The Court first determined that the Bank had done everything necessary to properly perfect its security interest. First, the Debtors granted the Bank a security interest in the Yukon when they executed the security agreement. Then the Bank perfected that security interest by delivering the NOSI to the KDOR through the electronic lien system.
The Bank perfected its security interest before Bazin Excavating became a lien creditor. Thus, the Bank’s perfected security interest clearly had priority over any interest held by Bazin Excavating.
Next, the Court addressed Bazin’s claim that he took free of the Bank’s security interest as the buyer of consumer goods. To take free of a perfected security interest, the buyer of consumer goods must buy: without knowledge of the security interest; for value; primarily for personal, family or household purposes; and before the filing of a financing statement covering the goods. Bazin clearly failed the last part of this test.

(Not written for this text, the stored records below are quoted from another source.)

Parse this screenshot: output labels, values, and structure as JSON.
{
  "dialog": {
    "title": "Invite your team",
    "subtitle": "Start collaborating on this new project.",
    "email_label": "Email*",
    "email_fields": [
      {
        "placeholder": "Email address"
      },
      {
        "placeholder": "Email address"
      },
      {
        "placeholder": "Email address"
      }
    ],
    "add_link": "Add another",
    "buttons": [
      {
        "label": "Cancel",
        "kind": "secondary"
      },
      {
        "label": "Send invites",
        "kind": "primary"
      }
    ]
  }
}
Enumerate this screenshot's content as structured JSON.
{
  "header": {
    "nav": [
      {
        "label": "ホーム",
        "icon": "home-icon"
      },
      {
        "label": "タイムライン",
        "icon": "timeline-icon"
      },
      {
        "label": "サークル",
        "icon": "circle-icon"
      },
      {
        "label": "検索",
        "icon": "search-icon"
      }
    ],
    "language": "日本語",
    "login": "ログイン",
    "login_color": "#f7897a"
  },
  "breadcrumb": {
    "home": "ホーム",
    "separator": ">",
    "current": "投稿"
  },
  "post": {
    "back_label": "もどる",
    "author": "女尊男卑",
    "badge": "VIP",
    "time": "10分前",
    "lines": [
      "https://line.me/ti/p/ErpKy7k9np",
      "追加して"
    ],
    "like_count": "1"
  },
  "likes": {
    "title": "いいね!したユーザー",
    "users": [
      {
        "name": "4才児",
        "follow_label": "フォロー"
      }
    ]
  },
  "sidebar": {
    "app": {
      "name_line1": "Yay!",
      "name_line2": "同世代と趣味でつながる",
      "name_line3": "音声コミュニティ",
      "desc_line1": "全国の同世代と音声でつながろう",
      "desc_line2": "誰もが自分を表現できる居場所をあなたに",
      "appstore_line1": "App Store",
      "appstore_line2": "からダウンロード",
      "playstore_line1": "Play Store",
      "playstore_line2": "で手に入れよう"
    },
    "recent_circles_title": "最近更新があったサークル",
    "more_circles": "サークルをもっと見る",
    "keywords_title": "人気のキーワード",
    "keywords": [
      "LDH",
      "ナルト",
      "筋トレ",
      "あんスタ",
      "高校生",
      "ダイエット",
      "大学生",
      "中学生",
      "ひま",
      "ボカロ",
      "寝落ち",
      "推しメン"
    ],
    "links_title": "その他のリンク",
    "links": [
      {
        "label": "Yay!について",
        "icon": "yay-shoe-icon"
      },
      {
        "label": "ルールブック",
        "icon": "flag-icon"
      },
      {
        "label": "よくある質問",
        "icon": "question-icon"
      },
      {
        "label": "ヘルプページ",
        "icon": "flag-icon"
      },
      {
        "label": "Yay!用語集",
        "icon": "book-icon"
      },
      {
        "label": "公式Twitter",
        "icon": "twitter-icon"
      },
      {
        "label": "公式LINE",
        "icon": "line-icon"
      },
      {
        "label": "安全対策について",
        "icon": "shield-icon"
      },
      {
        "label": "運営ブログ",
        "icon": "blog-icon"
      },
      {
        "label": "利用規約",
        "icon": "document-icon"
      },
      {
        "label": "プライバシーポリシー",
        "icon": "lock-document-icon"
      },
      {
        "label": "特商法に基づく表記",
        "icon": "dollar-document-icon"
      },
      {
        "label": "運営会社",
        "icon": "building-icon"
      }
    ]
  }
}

The UCC deems perfection under state certificate of title laws as the equivalent of filing a financing statement. The Bank perfected its security interest through the equivalent of filing a financing statement before Bazin bought the Yukon. As a result, the Bank’s security interest took priority over any claim Bazin had on the vehicle.
Finally, the fact that the paper title issued to Bazin Excavating did not indicate the Bank’s security interest had no effect on the outcome. The Court reiterated that the Bank had done everything required by law to properly perfect its security interest in the Yukon before the Defendants gained any interest in the vehicle. Further, the KDOR properly recorded the Bank’s security interest in its electronic lien and title system, which continued to reflect the Bank’s security interest even after Bazin obtained the “clean” paper title from the KDOR. Therefore, the Court held that the Bank-perfected security interest had priority over the Defendants’ claims to the vehicle.
The important thing to take away from this case is that a paper certificate of title may not reliably establish whether a vehicle is subject to a security interest if the state has established an electronic vehicle title and lien system. In states such as Kansas, where the law permits electronic certificates of title, an interested party should examine both the paper certificate, if one exists, and conduct a search of the electronic records to determine whether the vehicle is subject to a security interest.
Paul Hodnefield is Associate General Counsel for Corporation Service Company and a frequent speaker/writer on UCC due diligence issues. Please feel free to contact him with questions or comments at email@example.com or 800-927-9801, ext. 62375.